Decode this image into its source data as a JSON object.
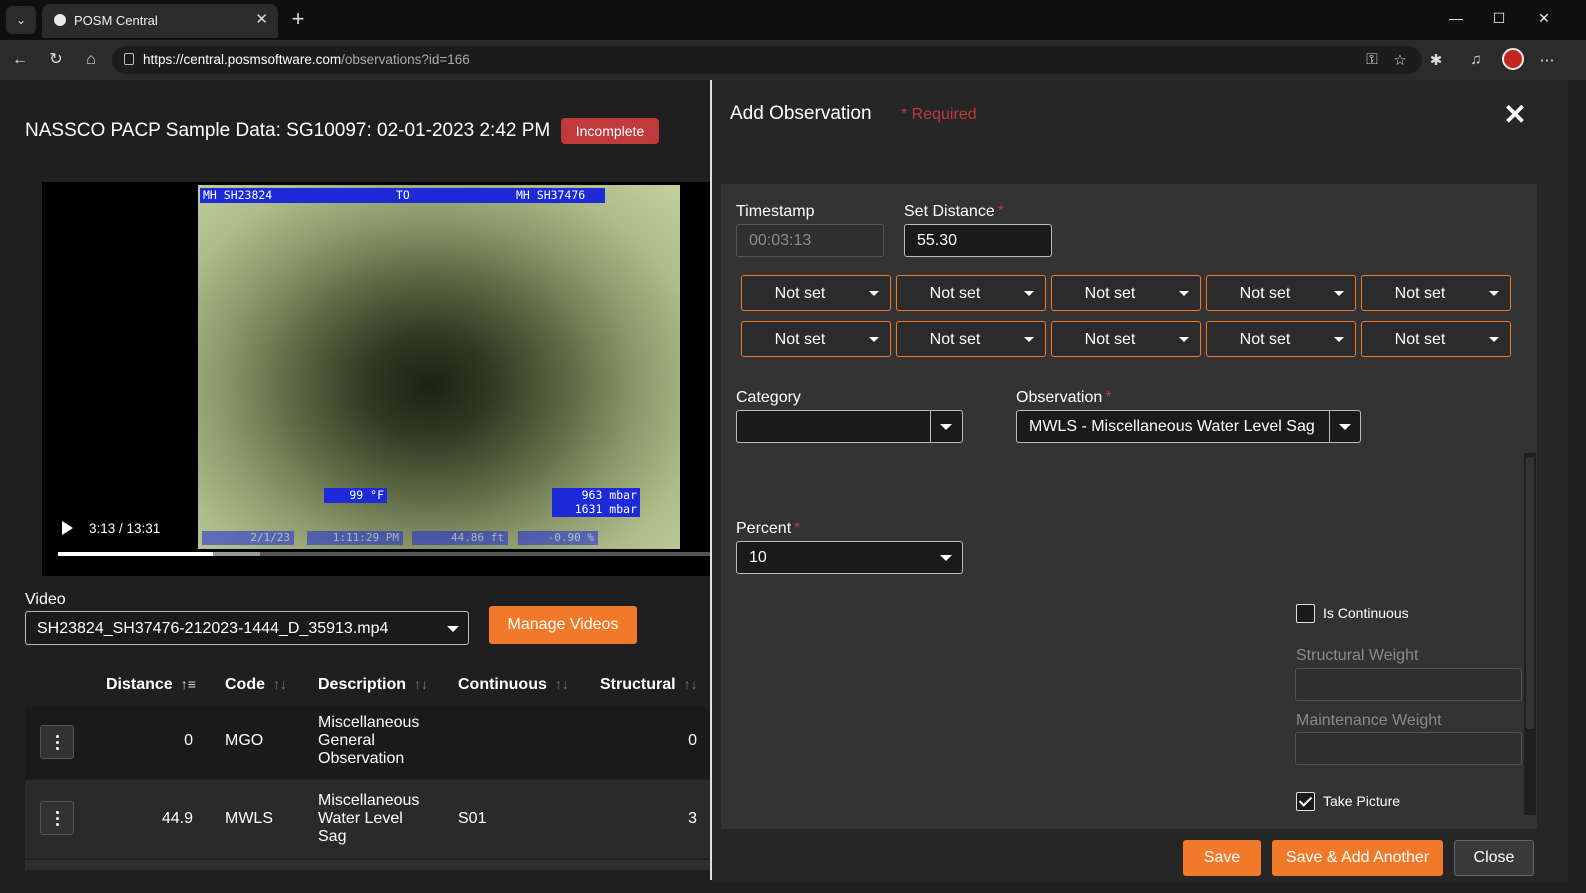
{
  "browser": {
    "tab_title": "POSM Central",
    "url_domain": "https://central.posmsoftware.com",
    "url_path": "/observations?id=166"
  },
  "page": {
    "title": "NASSCO PACP Sample Data: SG10097: 02-01-2023 2:42 PM",
    "status_badge": "Incomplete"
  },
  "video": {
    "overlay_top_left": "MH SH23824",
    "overlay_top_mid": "TO",
    "overlay_top_right": "MH SH37476",
    "overlay_temp": "99 °F",
    "overlay_pressure1": "963 mbar",
    "overlay_pressure2": "1631 mbar",
    "overlay_date": "2/1/23",
    "overlay_time": "1:11:29 PM",
    "overlay_dist": "44.86 ft",
    "overlay_pct": "-0.90 %",
    "time_display": "3:13 / 13:31",
    "progress_played": 0.238,
    "progress_buffered": 0.31
  },
  "video_selector": {
    "label": "Video",
    "value": "SH23824_SH37476-212023-1444_D_35913.mp4",
    "manage_label": "Manage Videos"
  },
  "table": {
    "headers": [
      "Distance",
      "Code",
      "Description",
      "Continuous",
      "Structural"
    ],
    "rows": [
      {
        "distance": "0",
        "code": "MGO",
        "desc1": "Miscellaneous",
        "desc2": "General",
        "desc3": "Observation",
        "continuous": "",
        "structural": "0"
      },
      {
        "distance": "44.9",
        "code": "MWLS",
        "desc1": "Miscellaneous",
        "desc2": "Water Level",
        "desc3": "Sag",
        "continuous": "S01",
        "structural": "3"
      }
    ]
  },
  "modal": {
    "title": "Add Observation",
    "required_note": "* Required",
    "timestamp_label": "Timestamp",
    "timestamp_value": "00:03:13",
    "distance_label": "Set Distance",
    "required_star": "*",
    "distance_value": "55.30",
    "dropdowns": [
      "Not set",
      "Not set",
      "Not set",
      "Not set",
      "Not set",
      "Not set",
      "Not set",
      "Not set",
      "Not set",
      "Not set"
    ],
    "category_label": "Category",
    "category_value": "",
    "observation_label": "Observation",
    "observation_value": "MWLS - Miscellaneous Water Level Sag",
    "percent_label": "Percent",
    "percent_value": "10",
    "is_continuous_label": "Is Continuous",
    "is_continuous_checked": false,
    "structural_weight_label": "Structural Weight",
    "maintenance_weight_label": "Maintenance Weight",
    "take_picture_label": "Take Picture",
    "take_picture_checked": true,
    "save_label": "Save",
    "save_add_label": "Save & Add Another",
    "close_label": "Close"
  },
  "colors": {
    "accent": "#f07a2a",
    "danger": "#c0393b",
    "background": "#1f1f1f",
    "modal": "#262626"
  }
}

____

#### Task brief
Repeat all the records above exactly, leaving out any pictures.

#### Completed exercise
Decode this image into its source data as a JSON object.
{
  "browser": {
    "tab_title": "POSM Central",
    "url_domain": "https://central.posmsoftware.com",
    "url_path": "/observations?id=166"
  },
  "page": {
    "title": "NASSCO PACP Sample Data: SG10097: 02-01-2023 2:42 PM",
    "status_badge": "Incomplete"
  },
  "video": {
    "overlay_top_left": "MH SH23824",
    "overlay_top_mid": "TO",
    "overlay_top_right": "MH SH37476",
    "overlay_temp": "99 °F",
    "overlay_pressure1": "963 mbar",
    "overlay_pressure2": "1631 mbar",
    "overlay_date": "2/1/23",
    "overlay_time": "1:11:29 PM",
    "overlay_dist": "44.86 ft",
    "overlay_pct": "-0.90 %",
    "time_display": "3:13 / 13:31",
    "progress_played": 0.238,
    "progress_buffered": 0.31
  },
  "video_selector": {
    "label": "Video",
    "value": "SH23824_SH37476-212023-1444_D_35913.mp4",
    "manage_label": "Manage Videos"
  },
  "table": {
    "headers": [
      "Distance",
      "Code",
      "Description",
      "Continuous",
      "Structural"
    ],
    "rows": [
      {
        "distance": "0",
        "code": "MGO",
        "desc1": "Miscellaneous",
        "desc2": "General",
        "desc3": "Observation",
        "continuous": "",
        "structural": "0"
      },
      {
        "distance": "44.9",
        "code": "MWLS",
        "desc1": "Miscellaneous",
        "desc2": "Water Level",
        "desc3": "Sag",
        "continuous": "S01",
        "structural": "3"
      }
    ]
  },
  "modal": {
    "title": "Add Observation",
    "required_note": "* Required",
    "timestamp_label": "Timestamp",
    "timestamp_value": "00:03:13",
    "distance_label": "Set Distance",
    "required_star": "*",
    "distance_value": "55.30",
    "dropdowns": [
      "Not set",
      "Not set",
      "Not set",
      "Not set",
      "Not set",
      "Not set",
      "Not set",
      "Not set",
      "Not set",
      "Not set"
    ],
    "category_label": "Category",
    "category_value": "",
    "observation_label": "Observation",
    "observation_value": "MWLS - Miscellaneous Water Level Sag",
    "percent_label": "Percent",
    "percent_value": "10",
    "is_continuous_label": "Is Continuous",
    "is_continuous_checked": false,
    "structural_weight_label": "Structural Weight",
    "maintenance_weight_label": "Maintenance Weight",
    "take_picture_label": "Take Picture",
    "take_picture_checked": true,
    "save_label": "Save",
    "save_add_label": "Save & Add Another",
    "close_label": "Close"
  },
  "colors": {
    "accent": "#f07a2a",
    "danger": "#c0393b",
    "background": "#1f1f1f",
    "modal": "#262626"
  }
}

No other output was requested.